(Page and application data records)
== Segment start ==

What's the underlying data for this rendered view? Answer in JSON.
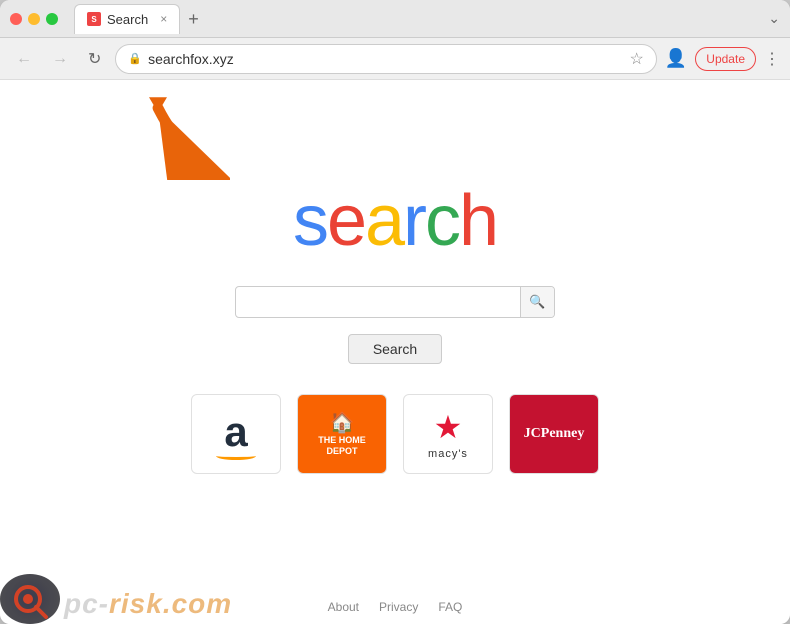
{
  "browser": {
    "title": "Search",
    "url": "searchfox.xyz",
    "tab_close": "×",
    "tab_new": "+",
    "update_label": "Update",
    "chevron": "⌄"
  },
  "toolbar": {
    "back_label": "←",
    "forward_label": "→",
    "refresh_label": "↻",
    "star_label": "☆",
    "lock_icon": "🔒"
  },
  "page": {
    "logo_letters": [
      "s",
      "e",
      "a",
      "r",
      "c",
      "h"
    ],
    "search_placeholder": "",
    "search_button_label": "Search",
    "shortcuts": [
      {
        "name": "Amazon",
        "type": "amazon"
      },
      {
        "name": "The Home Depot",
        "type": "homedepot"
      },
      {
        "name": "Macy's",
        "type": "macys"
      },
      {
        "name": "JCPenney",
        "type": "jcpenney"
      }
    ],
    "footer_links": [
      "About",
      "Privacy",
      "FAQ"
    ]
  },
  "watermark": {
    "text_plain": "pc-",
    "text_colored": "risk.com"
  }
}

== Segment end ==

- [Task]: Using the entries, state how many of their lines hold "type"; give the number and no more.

- [Answer below]: 4